**Assignment**
Search the records below for "JSON" and copy every line it turns up in.

[Component data from apps and pages]
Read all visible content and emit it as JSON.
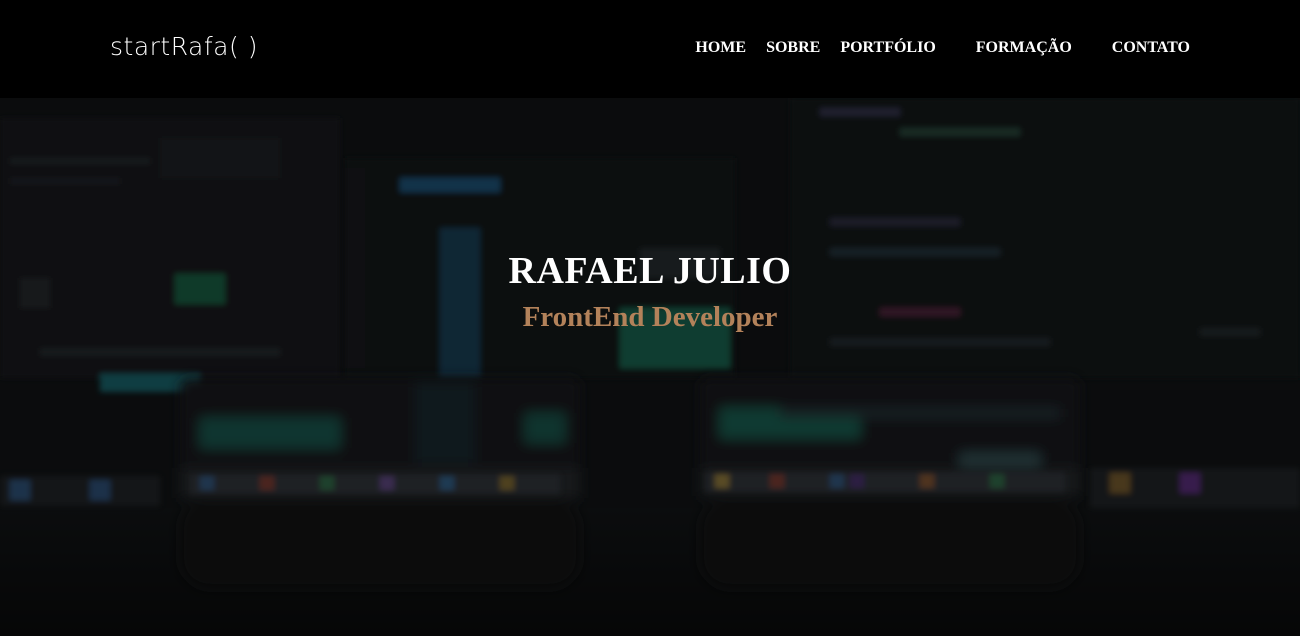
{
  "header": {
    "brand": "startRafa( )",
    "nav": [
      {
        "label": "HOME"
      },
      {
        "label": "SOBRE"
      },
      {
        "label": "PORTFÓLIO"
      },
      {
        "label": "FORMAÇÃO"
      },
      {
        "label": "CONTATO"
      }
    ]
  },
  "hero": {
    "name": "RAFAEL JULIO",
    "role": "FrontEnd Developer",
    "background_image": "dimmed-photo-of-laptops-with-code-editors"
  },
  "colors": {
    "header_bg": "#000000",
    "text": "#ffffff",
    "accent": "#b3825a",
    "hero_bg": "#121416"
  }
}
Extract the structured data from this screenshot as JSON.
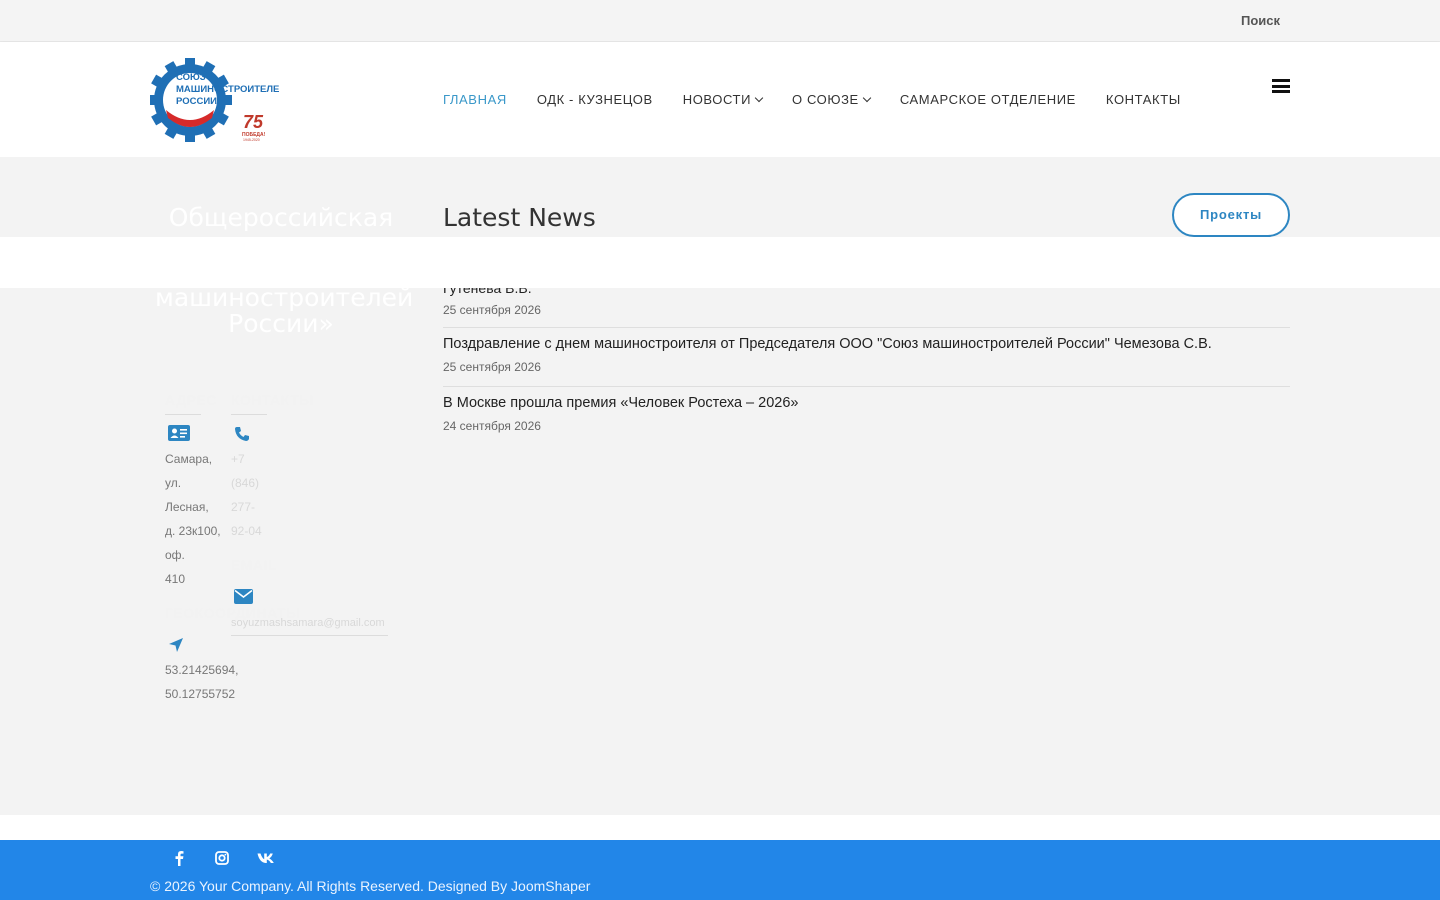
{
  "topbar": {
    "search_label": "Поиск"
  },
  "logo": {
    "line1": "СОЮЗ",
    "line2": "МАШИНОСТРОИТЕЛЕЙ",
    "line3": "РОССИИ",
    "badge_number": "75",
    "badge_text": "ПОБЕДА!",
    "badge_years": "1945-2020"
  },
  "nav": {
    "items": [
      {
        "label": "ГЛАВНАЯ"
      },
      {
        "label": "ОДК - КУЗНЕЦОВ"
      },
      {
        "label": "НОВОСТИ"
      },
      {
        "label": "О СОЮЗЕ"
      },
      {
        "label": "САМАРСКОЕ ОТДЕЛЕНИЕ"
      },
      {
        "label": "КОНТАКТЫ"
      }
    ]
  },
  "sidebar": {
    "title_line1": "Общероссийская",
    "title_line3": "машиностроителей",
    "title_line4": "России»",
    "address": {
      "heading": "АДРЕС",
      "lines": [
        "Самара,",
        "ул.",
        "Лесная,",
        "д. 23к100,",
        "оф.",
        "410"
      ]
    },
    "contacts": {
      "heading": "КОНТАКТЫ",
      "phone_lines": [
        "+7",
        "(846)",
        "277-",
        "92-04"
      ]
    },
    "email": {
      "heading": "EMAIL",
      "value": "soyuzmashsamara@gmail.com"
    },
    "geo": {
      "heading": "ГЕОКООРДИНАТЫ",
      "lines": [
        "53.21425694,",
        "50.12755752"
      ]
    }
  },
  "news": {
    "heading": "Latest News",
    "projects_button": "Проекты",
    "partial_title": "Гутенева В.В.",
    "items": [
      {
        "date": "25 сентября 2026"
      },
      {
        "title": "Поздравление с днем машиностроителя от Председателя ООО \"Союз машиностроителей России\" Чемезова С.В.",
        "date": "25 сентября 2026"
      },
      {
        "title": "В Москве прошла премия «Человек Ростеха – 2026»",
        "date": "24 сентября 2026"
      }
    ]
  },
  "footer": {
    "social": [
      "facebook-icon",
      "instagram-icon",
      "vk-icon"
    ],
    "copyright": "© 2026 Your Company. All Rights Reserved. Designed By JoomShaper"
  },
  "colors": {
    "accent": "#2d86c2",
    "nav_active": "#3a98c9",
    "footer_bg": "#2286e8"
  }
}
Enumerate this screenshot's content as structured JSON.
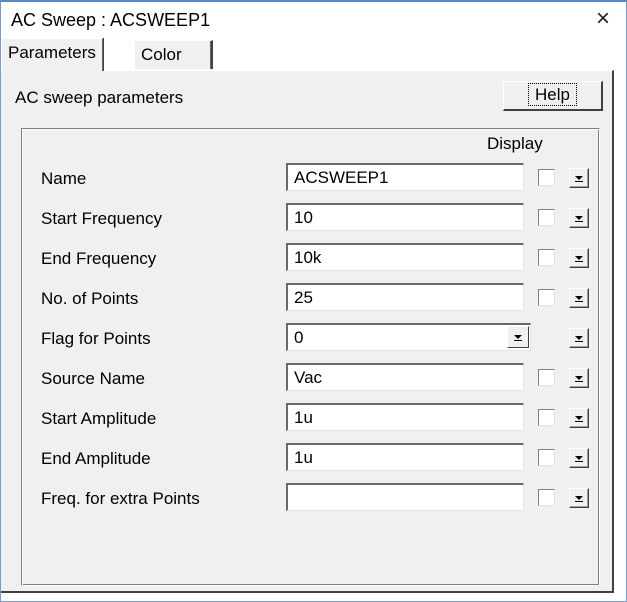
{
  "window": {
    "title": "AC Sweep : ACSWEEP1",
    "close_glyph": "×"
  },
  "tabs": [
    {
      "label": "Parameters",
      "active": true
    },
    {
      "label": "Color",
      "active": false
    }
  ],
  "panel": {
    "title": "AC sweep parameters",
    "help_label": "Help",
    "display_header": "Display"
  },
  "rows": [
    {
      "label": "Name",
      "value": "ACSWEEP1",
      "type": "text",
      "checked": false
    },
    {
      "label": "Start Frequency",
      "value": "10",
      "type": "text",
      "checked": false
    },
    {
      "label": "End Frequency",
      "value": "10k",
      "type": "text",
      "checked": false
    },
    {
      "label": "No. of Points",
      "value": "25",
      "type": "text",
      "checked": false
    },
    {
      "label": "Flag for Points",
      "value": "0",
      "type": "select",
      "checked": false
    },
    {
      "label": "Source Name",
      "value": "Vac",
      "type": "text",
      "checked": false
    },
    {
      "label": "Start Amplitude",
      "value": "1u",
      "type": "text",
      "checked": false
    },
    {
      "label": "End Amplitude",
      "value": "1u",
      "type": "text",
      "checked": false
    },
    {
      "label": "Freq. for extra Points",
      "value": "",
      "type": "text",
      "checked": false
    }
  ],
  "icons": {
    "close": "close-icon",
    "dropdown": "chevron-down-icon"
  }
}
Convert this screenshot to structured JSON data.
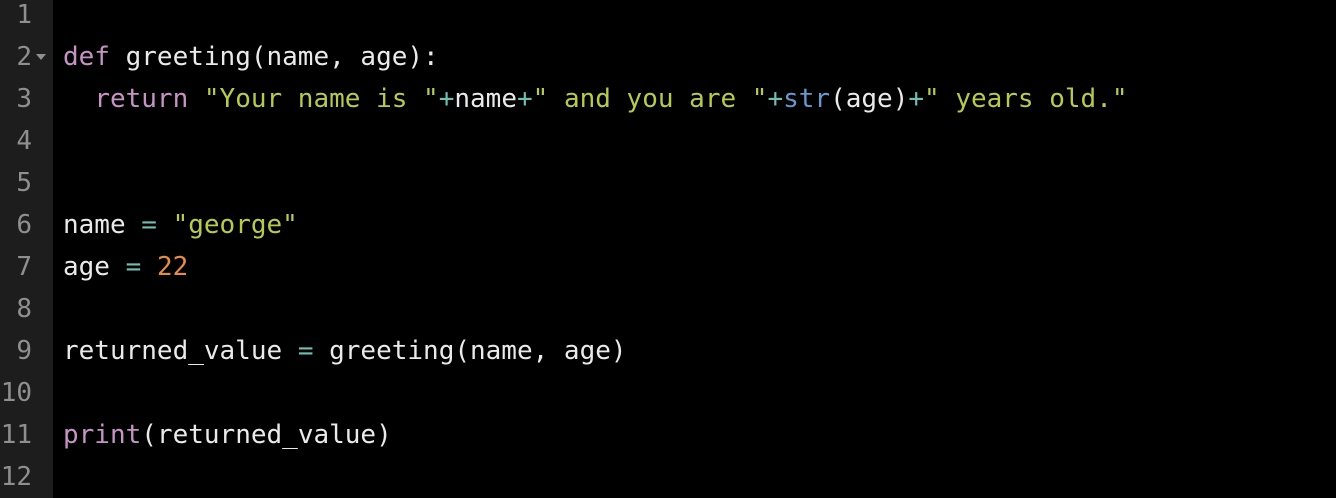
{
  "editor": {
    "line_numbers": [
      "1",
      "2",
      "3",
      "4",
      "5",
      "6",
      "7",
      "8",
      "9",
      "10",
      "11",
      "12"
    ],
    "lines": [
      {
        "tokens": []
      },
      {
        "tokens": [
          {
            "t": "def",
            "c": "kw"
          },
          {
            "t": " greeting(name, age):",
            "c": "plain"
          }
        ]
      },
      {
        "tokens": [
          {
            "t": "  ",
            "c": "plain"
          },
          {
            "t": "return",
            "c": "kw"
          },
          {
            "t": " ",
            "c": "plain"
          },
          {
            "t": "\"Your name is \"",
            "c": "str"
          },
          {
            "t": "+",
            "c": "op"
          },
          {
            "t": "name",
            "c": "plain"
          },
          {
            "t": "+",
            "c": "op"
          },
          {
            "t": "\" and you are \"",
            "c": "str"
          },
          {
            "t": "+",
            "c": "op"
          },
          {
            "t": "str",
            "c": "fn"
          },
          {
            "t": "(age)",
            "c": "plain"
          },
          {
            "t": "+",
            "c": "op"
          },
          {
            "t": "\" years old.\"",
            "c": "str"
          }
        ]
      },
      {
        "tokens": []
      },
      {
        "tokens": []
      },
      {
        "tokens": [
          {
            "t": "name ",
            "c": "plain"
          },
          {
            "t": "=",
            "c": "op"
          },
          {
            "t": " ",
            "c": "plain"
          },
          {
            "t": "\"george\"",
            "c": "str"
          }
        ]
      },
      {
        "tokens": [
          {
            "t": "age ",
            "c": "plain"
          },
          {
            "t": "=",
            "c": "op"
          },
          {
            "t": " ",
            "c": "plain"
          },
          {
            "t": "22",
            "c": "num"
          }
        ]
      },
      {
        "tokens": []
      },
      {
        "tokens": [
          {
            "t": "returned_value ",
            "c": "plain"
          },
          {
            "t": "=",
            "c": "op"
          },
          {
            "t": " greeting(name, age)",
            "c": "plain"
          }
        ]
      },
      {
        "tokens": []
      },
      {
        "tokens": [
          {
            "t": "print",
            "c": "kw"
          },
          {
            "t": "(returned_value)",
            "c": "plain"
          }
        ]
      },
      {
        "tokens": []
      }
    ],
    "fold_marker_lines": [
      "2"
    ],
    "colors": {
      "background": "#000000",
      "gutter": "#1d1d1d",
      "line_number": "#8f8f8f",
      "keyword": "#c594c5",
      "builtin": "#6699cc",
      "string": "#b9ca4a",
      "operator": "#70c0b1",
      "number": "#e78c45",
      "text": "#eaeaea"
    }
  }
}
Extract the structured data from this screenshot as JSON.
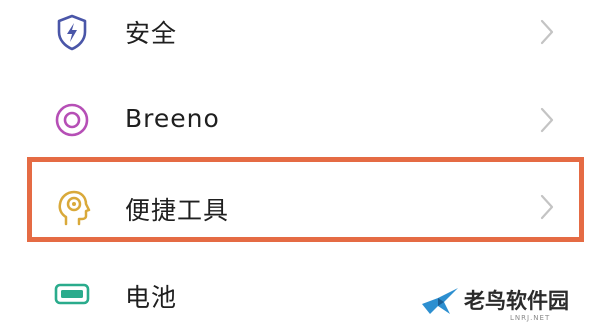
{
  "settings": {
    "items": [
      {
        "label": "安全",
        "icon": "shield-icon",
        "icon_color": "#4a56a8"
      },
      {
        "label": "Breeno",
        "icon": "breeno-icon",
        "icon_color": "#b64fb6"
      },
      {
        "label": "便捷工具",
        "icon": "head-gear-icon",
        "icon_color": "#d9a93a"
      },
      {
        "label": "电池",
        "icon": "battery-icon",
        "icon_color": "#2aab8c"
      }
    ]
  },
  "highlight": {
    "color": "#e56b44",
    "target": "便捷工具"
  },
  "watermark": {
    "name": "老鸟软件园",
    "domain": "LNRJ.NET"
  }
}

**Answer for the task**
Read all visible content and emit it as JSON.
Extract the structured data from this screenshot as JSON.
Enumerate this screenshot's content as structured JSON.
Convert this screenshot to structured JSON data.
Extract the structured data from this screenshot as JSON.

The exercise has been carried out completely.